Inspired by Fire King’s Gingham Garden pattern, this printable menu template will bring some vintage charm to your Thanksgiving table. The text is editable so you can add, subtract or change categories as needed. Here’s a closer look with and without menu items (yes, that’s pretty much our actual Thanksgiving menu this year — no turkey!):
Download the Word document here: Thrifted Kitchen Thanksgiving Menu Template. Enjoy!
Pictured: Pyrex Woodland 77 Gravy Server with Saucer
Vintage Pyrex is so pretty, it’s a shame to store it inside a kitchen cabinet. Instead, collectors often arrange their wares on open shelves, carts or hutches using a technique designed to show off each individual piece: stacking.
My own stacking preference is a mix of form and function: I want to be able to see and enjoy the patterns and colors, but I also want easy access so that the items in my collection are actually usable for cooking. So, precarious towers of Pyrex are not my thing. Another consideration: preventing rattles and other noises.
One fun thing about stacking is that it gives you an opportunity to mix and match complementary pieces. Recently I finally acquired enough round mixing bowls to put together my own custom set: (from top to bottom) Spring Blossom (x2), Spring Blossom 2, Verde.
Since the mixers are nested bowls, you need a little something between each one to lift it up and make the pattern visible (I used folded sheets of bubble wrap). There are lots of ways to do this for different sizes and shapes of Pyrex, so here I have gathered the best ideas I’ve seen on the internet, on social media and in collector groups:
- packing peanuts
- bubble wrap
- Ziplock containers
- bags of rice, beans, popcorn, etc.

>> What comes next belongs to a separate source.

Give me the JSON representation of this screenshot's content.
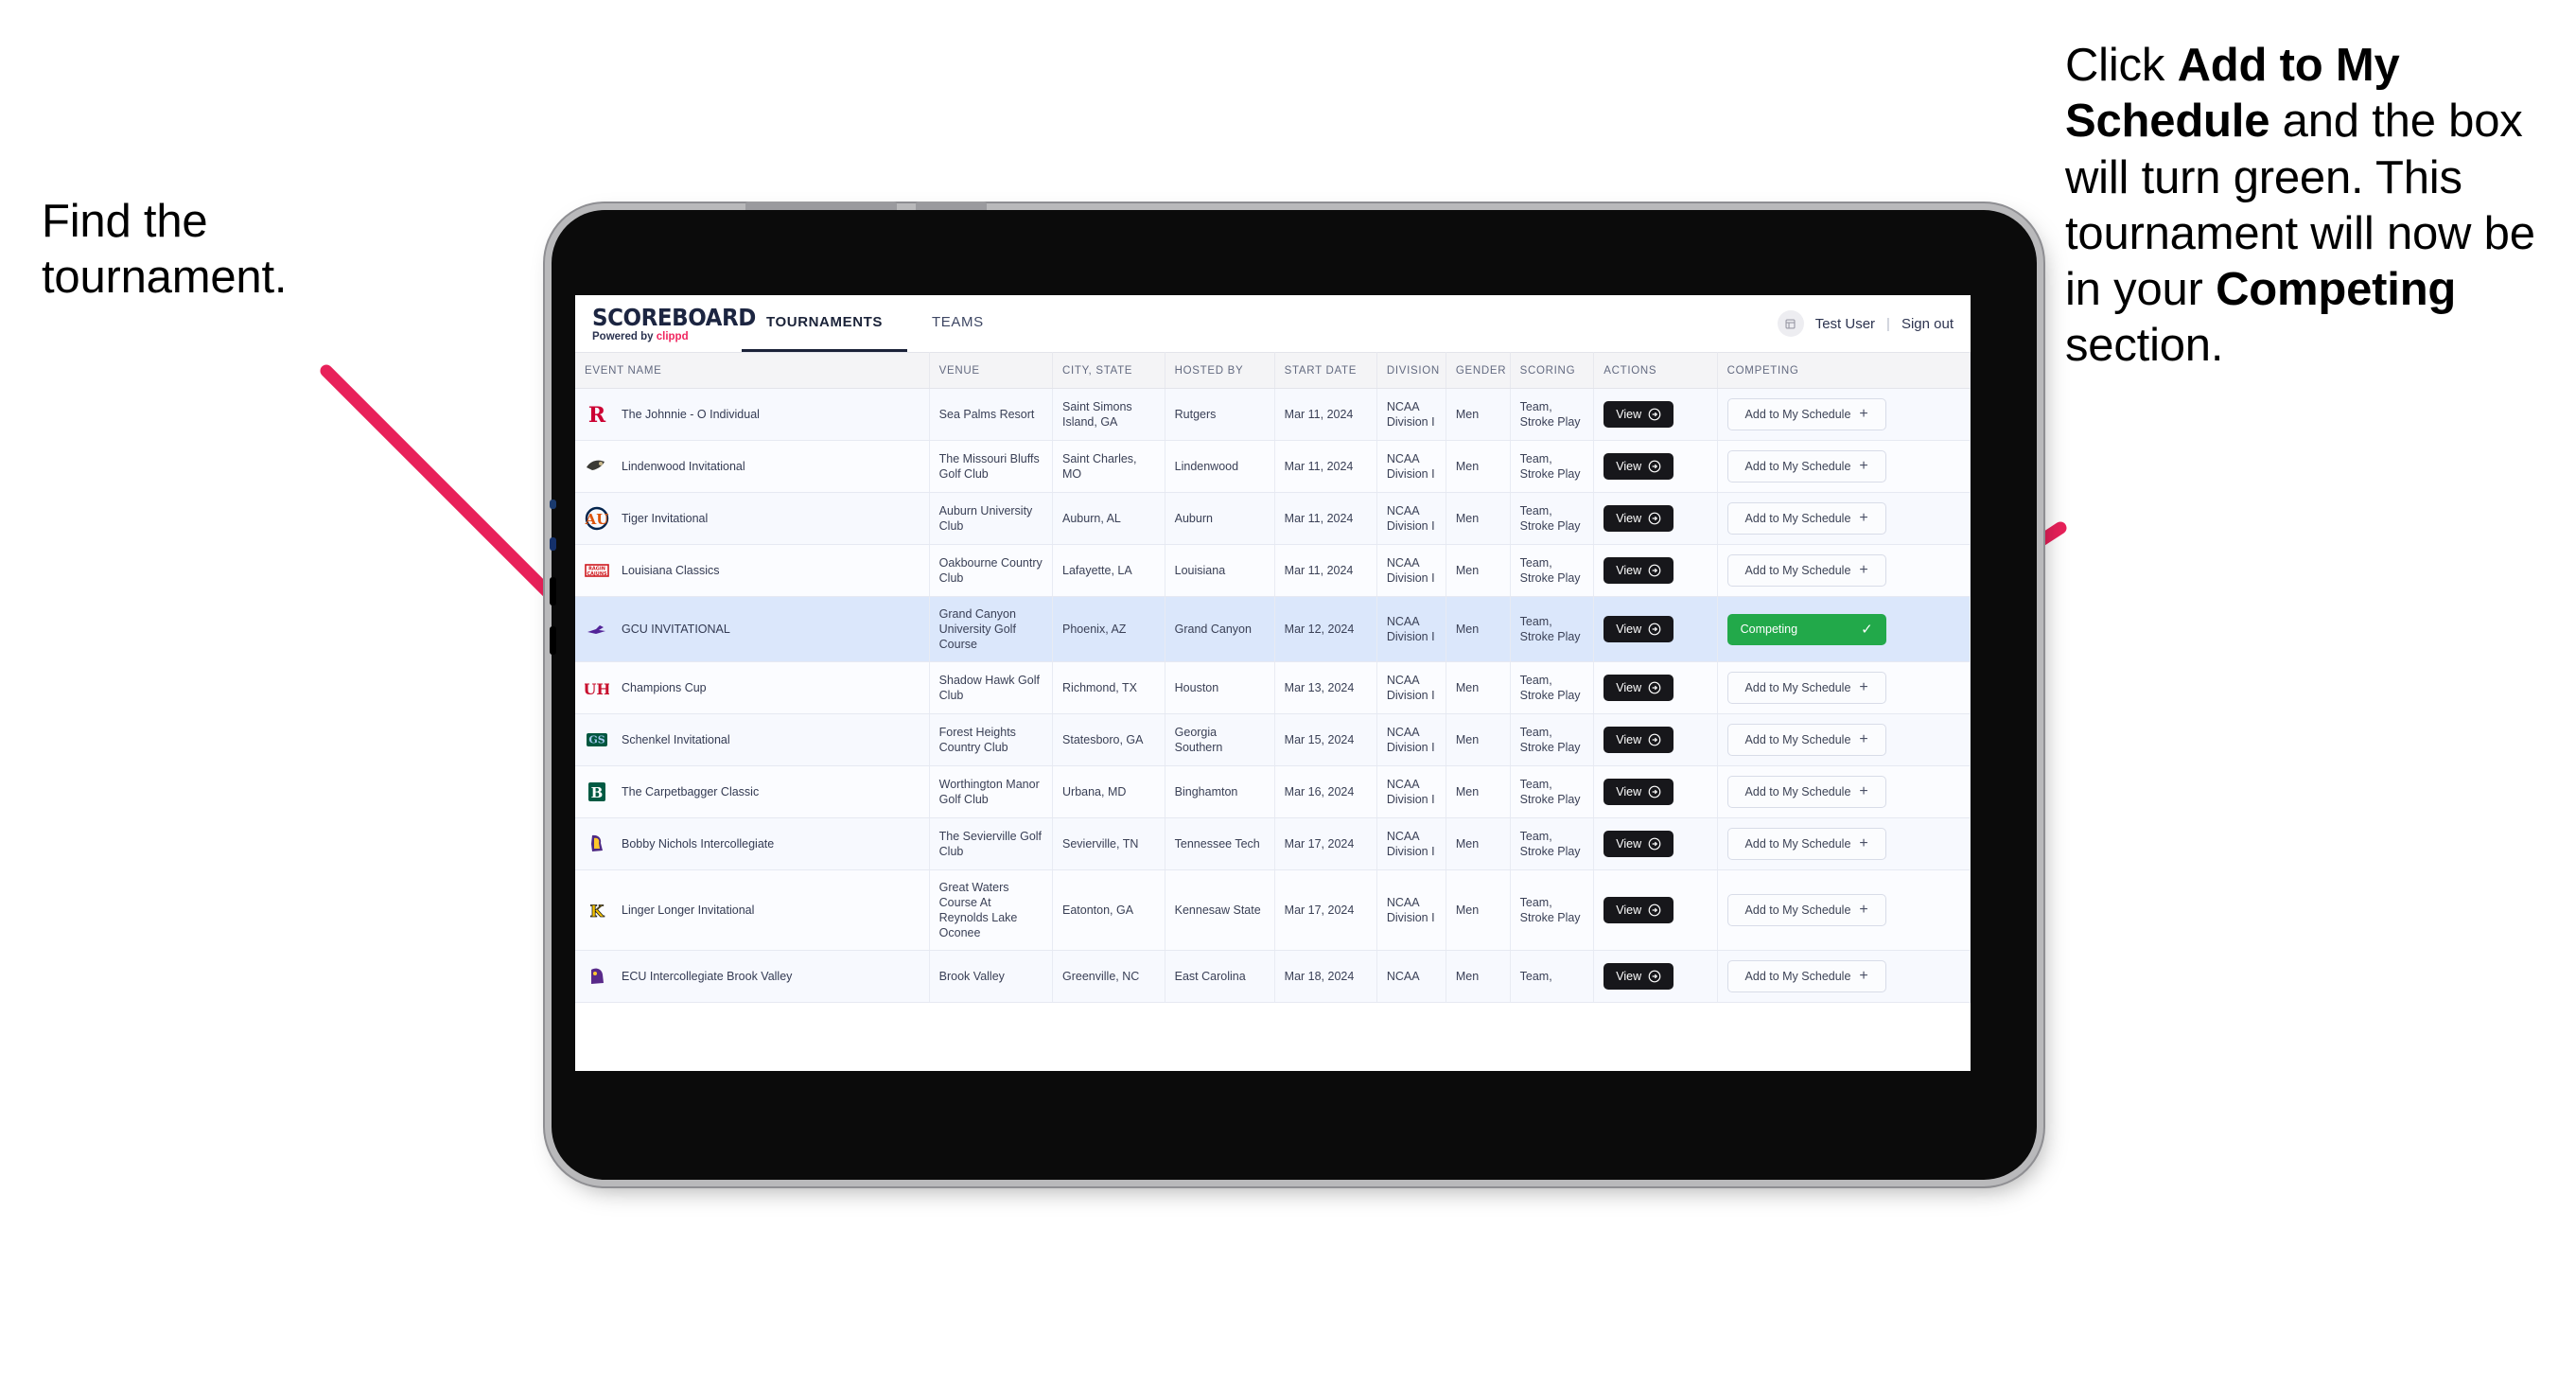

- empty packing tape rolls
- inverted lids
- glass tumblers
- cheap plastic bowls
- Jell-O boxes
- chunks of lumber
- slices of pool noodles
- tuna cans (or similar)
- berry baskets
- paper bowls
- small plastic food containers (e.g., sour cream, margarine, yogurt, deli containers)
- cut up egg containers
- squares of non-skid rug protector (for stability)
- styrofoam blocks
- floral foam blocks
- old washclothes
- canning rings
- plastic coffee cup lids
Of course, these methods can work for any kind of vintage kitchenware, not just Pyrex. Corning Ware, for example, stacks really easily on inverted lids. Over the weekend we installed some new shelves to house my collection, so stacking all kinds of dishes has been on my mind.
Corning Museum of Glass: Search the collection or the library for all sorts of models and patterns, even vintage advertisements.
The Pyrex Collector: Lots of information on Pyrex patterns, colors, model numbers, cleaning tips and more.
Hot for Pyrex: Pattern library for rare or hard-to-find pieces as well as international variants.
That Retro Piece: Info on Pyrex from the United Kingdom, Australia and New Zealand.
Pyrex Love: Another good pattern reference, plus cleaning tips and other useful info.
Pyrex Passion: Pattern reference plus some interesting information on specific models and Pyrex history.
Other collectors! Join a Pyrex Facebook group and you will be blown away by the collective knowledge of your fellow enthusiasts. Be mindful of group rules (such as no selling) and dig into resources like photo albums and shared files. Also, a group search can often produce the information you’re looking for.
Pictured: Pyrex Spring Blossom 045 Oval Casserole